9-12 Resources: From the Classroom to Your Living Room


Encouraging and Extending Reading Skills at Home

You play a significant role in developing your child into a life-long learner. There is an important connection between school and home, and you provide the environment that encourages and extends learning into the living room and beyond. You provide your learner an opportunity to apply what he learned at school into everyday life.

Three Daily Habits

The three types of parent involvement associated with higher student achievement are 1) actively organizing and monitoring a child’s time, 2) helping with homework, and 3) discussing school matters.

Staying Informed

Check out that backpack! Many important documents come home via the backpack. Make certain to read and take note of the important information it holds. Attend open house, parent conferences, presentations, book fairs and any other opportunities to better understand the school’s goals and objectives. Check out the school’s website to understand the school vision as well as valuable details regarding grades, attendance, events and expectations. Many teachers are taking advantage of electronic communication such as email, text messaging and social media. Find out how you can stay informed.

Attend Open House to understand the school and classroom objectives. Find out how your school and teachers communicate with parents.

Getting Involved

There are many ways to get involved with your child’s learning. All schools have a parent-teacher organization, so sign up today! Even if you work full time, there are many jobs to be done in the evening or weekends. Get to know the teachers and keep the conversation open and friendly. Opportunities to be involved in your child’s education are endless!

Positive Interactions

You play a crucial role in providing encouragement to your kids. It’s easy enough when your student is experiencing success - good grades, citizen of the month, honor roll, most improved! But your role is even more important when your child is struggling or experiencing frustration. Stay informed and prepared to acknowledge results and lessons learned. Then determine appropriate actions.
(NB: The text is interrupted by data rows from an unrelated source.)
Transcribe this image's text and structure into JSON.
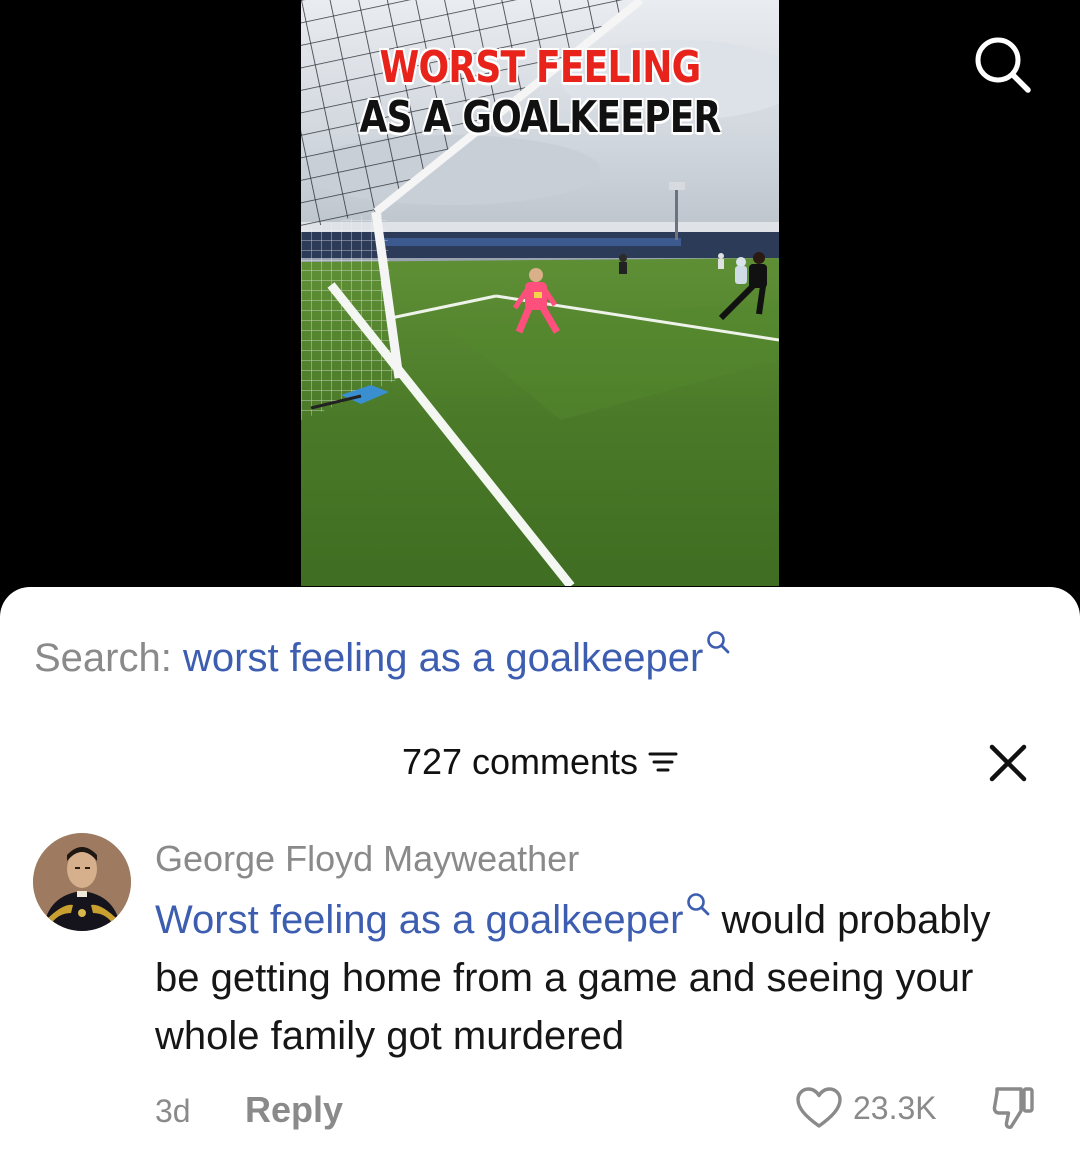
{
  "video": {
    "title_line1": "WORST FEELING",
    "title_line2": "AS A GOALKEEPER"
  },
  "top_bar": {
    "search_icon": "search-icon"
  },
  "sheet": {
    "search_prefix": "Search:",
    "search_query": "worst feeling as a goalkeeper",
    "comment_count": "727 comments",
    "sort_icon": "sort-icon",
    "close_icon": "close-icon"
  },
  "comment": {
    "username": "George Floyd Mayweather",
    "link_text": "Worst feeling as a goalkeeper",
    "body": "would probably be getting home from a game and seeing your whole family got murdered",
    "timestamp": "3d",
    "reply_label": "Reply",
    "like_count": "23.3K",
    "like_icon": "heart-icon",
    "dislike_icon": "thumbs-down-icon"
  },
  "colors": {
    "link_blue": "#3d5eb0",
    "muted_gray": "#8a8a8a",
    "title_red": "#e8231c"
  }
}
Understanding the Language Arts Florida Standards

The Language Arts Florida Standards define what students should know and be able to do at the end of each grade level. The language arts standards can be described as a “staircase of complexity.” This means that what your child learns in one grade builds on what they learned in the previous grade. The goal of the Florida Standards is to make sure that your child graduates with the knowledge and skills needed for the real world and the 21st Century workforce. To support what your child is learning in school, it is important for you to be familiar with the LAFS for your child’s grade level. This empowers you to help your child practice newly acquired skills and connect classroom learning with its application in the real world.

Florida Standards 101
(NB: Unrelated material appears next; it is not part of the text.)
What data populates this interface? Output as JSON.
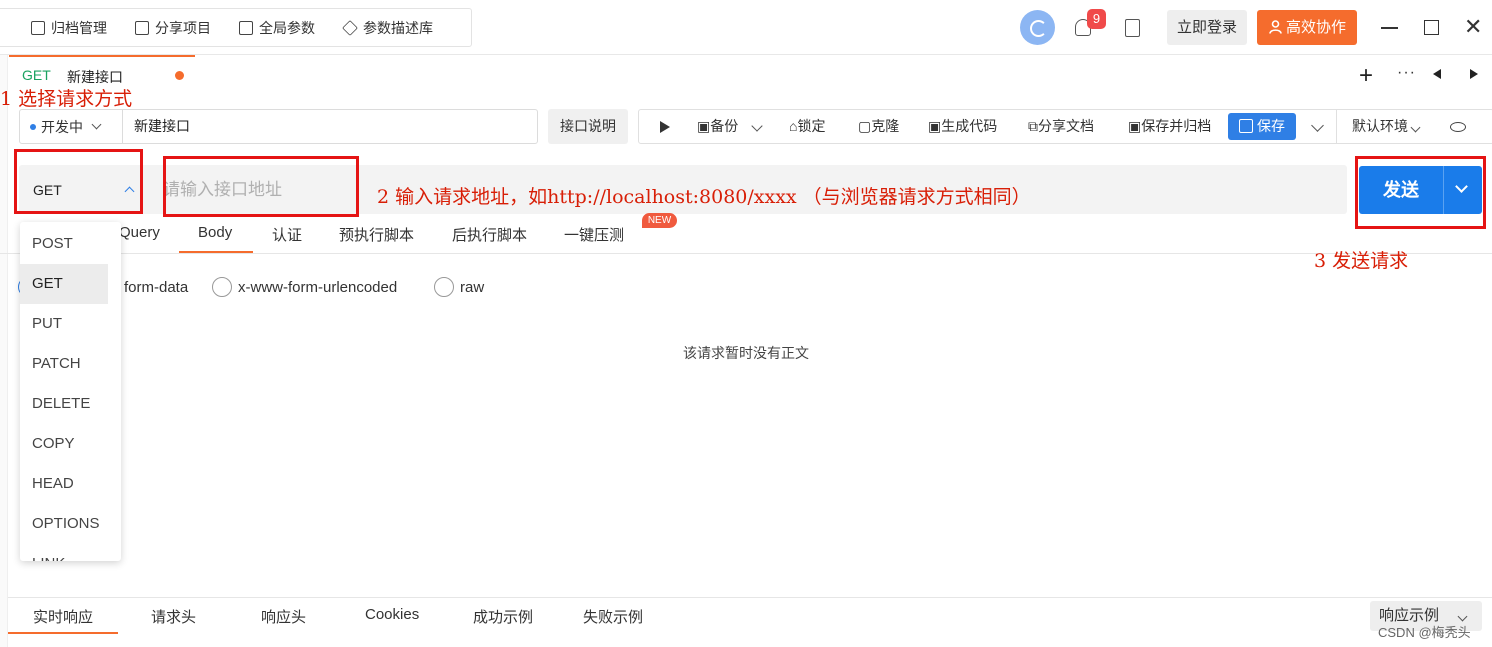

What are the Florida Standards and how do they apply to my child’s learning? More importantly, what is my role as a parent in supporting these standards? The best place to start is the Florida Department of Education standards' website. This site will provide a good overview as well as a complete list of standards by grade level.

Hassle-Free Homework
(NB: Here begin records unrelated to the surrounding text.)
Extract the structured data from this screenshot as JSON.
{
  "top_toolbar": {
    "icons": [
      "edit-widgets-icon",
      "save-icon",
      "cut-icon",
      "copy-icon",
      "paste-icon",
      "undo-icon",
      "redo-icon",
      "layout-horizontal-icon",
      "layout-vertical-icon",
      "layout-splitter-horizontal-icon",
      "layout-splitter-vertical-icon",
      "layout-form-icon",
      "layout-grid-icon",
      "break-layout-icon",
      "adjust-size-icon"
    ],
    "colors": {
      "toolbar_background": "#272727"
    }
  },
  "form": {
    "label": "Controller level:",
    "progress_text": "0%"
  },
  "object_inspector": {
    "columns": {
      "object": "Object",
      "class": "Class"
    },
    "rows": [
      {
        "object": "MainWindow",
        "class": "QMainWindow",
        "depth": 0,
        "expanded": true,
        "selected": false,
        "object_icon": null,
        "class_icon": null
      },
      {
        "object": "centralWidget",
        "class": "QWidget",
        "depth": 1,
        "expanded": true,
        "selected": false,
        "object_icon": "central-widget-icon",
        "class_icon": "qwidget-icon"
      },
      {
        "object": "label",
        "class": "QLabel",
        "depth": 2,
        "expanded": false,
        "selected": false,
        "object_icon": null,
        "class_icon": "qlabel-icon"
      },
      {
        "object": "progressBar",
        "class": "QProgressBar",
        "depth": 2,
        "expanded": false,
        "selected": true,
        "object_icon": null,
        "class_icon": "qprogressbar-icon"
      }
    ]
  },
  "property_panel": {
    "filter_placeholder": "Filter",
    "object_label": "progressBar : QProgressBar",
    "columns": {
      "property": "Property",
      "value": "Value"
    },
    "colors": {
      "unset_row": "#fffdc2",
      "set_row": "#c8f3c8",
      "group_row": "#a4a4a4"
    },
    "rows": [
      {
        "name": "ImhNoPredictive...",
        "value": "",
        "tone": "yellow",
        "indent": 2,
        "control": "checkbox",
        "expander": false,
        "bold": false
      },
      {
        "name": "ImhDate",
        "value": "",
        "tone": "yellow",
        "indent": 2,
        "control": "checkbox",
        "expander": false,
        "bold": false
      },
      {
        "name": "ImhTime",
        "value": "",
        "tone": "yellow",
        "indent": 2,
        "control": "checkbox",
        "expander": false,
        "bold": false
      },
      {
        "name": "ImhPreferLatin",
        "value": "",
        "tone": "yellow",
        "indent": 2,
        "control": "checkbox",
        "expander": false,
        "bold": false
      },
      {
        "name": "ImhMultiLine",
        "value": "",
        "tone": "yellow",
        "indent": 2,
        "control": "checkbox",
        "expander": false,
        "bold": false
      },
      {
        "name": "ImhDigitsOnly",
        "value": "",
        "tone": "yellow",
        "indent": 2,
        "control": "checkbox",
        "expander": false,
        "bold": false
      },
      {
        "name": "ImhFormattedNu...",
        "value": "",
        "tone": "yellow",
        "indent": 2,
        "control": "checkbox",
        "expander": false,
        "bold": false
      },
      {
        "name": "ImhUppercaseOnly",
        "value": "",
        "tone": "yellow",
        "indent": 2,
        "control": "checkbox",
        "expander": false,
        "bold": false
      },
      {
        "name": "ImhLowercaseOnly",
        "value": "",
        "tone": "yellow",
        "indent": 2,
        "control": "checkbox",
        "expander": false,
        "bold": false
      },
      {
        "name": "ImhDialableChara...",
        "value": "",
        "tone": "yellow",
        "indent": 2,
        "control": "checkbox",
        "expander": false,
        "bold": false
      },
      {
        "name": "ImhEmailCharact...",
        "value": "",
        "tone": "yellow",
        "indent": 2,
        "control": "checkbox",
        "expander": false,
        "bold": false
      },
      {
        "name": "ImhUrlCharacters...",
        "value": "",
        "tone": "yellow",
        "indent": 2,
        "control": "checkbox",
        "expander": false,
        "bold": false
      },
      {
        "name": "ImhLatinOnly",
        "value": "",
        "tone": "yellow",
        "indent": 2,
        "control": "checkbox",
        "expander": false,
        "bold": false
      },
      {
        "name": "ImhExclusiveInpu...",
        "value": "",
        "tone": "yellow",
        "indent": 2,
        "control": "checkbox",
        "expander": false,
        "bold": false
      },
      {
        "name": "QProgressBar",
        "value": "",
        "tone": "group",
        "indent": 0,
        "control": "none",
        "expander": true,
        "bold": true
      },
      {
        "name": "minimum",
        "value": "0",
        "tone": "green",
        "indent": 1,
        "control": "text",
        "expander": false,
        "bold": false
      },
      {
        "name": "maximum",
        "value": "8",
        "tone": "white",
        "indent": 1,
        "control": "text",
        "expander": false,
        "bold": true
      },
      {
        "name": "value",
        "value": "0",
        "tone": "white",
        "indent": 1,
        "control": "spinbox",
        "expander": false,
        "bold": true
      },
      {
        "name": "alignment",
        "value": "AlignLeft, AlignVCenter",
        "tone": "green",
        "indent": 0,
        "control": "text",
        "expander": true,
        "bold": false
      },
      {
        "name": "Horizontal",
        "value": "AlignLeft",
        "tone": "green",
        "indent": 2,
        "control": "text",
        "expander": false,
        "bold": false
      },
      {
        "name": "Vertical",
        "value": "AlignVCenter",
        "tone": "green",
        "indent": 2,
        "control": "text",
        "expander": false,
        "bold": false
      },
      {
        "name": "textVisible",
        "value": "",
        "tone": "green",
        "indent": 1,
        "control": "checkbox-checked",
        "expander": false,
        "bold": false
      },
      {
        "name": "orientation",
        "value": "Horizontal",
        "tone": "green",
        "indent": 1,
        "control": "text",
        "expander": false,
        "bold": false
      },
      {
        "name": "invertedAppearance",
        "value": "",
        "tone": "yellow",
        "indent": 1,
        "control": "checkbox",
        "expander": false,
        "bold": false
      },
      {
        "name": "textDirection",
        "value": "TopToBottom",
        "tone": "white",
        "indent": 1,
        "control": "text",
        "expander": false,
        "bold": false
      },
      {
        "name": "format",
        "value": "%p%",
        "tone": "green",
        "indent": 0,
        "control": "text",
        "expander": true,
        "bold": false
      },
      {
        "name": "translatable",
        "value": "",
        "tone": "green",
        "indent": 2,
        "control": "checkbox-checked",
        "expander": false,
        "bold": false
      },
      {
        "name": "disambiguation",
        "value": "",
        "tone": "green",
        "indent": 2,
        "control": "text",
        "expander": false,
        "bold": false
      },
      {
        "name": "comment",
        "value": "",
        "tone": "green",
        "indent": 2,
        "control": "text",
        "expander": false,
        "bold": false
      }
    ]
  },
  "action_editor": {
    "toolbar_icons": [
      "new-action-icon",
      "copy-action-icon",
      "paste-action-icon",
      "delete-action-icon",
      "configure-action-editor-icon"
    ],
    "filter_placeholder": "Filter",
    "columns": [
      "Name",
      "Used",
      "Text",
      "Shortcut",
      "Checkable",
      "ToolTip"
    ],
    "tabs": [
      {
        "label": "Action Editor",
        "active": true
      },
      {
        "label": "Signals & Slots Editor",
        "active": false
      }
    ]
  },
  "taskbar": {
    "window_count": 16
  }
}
Why HOMEWORK? Homework provides practice with content, concepts and skills taught in the classroom. It provides you with the opportunity to help and to understand what is expected of your child. Indirectly, students learn the important work habits of following through, practice-makes-perfect and time management.

Parent’s Role in Homework

Your role as parent is to provide a time and place for homework, support and high expectations. Print the High Expectations guidelines and post them for maximum impact!

Tips for a Hassle-Free Homework Time

Need some tips to avoid nagging and encourage self-discipline and responsibility? The goal is to create a time and place to complete homework. Your role is to support and encourage, while shifting the responsibility and organization to your independent learner.